*** Available data ***
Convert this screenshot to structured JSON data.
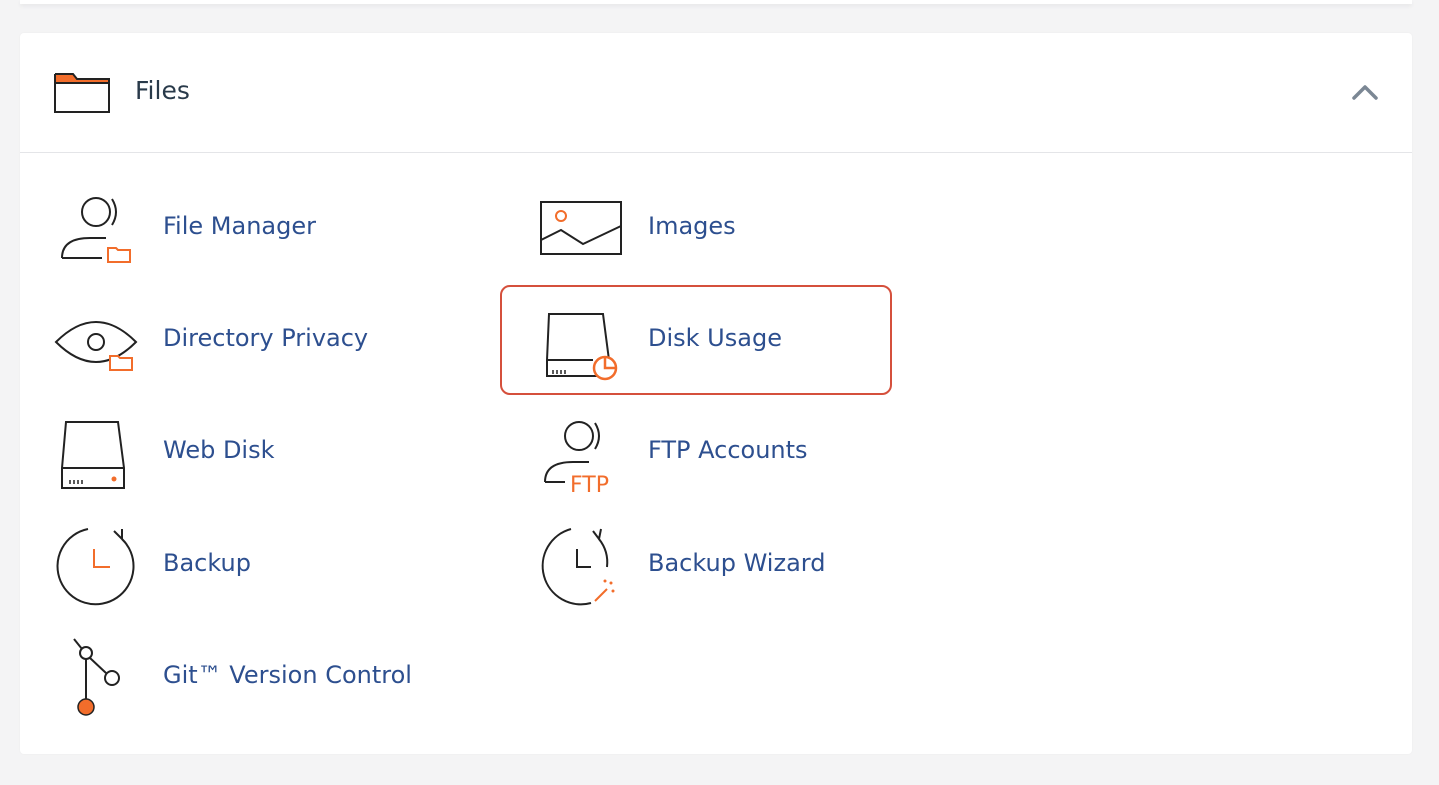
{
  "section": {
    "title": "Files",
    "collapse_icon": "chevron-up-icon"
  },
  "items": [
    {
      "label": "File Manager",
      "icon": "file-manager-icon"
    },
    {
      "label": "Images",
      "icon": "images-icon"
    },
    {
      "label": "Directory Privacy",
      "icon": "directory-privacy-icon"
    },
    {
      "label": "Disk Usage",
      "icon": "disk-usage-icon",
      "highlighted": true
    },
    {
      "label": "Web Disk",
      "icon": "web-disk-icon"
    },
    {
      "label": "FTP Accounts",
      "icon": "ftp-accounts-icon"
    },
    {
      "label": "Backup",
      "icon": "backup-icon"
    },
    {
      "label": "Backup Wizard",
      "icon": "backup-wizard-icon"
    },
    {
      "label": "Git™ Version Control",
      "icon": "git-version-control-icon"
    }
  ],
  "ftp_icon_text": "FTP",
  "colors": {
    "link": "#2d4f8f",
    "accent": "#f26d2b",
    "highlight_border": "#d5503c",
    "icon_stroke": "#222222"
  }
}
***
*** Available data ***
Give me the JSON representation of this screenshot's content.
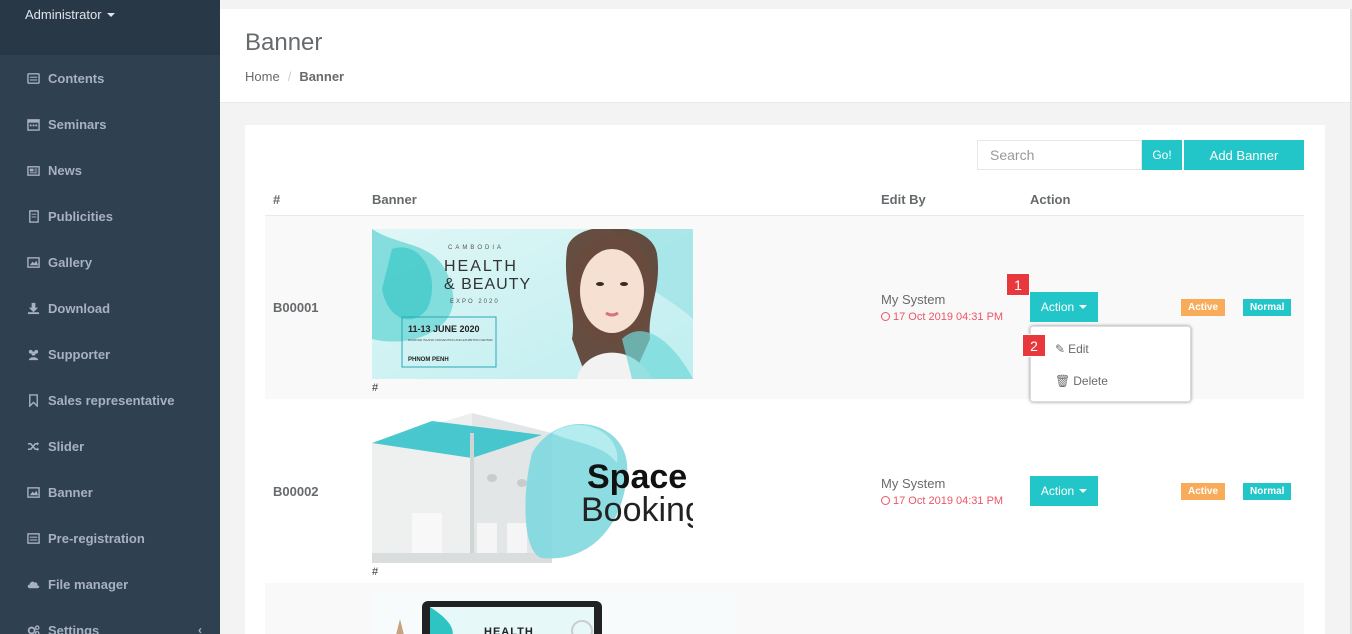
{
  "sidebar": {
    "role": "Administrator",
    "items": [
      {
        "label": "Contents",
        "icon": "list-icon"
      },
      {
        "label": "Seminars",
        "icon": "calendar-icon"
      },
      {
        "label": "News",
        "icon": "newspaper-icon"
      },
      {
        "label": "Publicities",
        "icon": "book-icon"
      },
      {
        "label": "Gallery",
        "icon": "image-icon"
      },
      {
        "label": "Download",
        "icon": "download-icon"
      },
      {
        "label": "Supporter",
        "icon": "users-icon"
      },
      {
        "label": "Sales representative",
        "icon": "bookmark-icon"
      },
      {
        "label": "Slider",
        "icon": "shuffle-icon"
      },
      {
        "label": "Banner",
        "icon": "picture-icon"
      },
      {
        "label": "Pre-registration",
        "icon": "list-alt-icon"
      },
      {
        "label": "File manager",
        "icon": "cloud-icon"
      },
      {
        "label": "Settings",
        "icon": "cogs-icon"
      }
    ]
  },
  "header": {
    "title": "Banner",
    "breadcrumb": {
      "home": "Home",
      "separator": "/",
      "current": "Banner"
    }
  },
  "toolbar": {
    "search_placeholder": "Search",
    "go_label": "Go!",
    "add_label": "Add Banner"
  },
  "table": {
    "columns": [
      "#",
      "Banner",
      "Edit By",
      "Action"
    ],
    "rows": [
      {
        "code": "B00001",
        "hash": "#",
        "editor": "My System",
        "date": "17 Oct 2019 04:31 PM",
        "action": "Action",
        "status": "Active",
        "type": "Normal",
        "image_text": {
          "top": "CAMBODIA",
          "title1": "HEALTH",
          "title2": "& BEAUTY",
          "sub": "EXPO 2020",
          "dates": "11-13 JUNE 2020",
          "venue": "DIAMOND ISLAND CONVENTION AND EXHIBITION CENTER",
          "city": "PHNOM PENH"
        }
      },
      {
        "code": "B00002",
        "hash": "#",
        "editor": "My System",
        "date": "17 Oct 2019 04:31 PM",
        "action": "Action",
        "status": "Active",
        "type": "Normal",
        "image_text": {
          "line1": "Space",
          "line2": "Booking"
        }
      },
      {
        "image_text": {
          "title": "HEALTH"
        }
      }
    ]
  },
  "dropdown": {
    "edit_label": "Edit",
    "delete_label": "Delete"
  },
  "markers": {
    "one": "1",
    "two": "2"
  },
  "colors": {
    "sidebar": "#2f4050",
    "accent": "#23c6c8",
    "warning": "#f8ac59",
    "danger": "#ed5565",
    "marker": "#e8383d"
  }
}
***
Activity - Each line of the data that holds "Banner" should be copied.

Response -
        "label": "Banner",
    "title": "Banner",
      "current": "Banner"
    "add_label": "Add Banner"
      "Banner",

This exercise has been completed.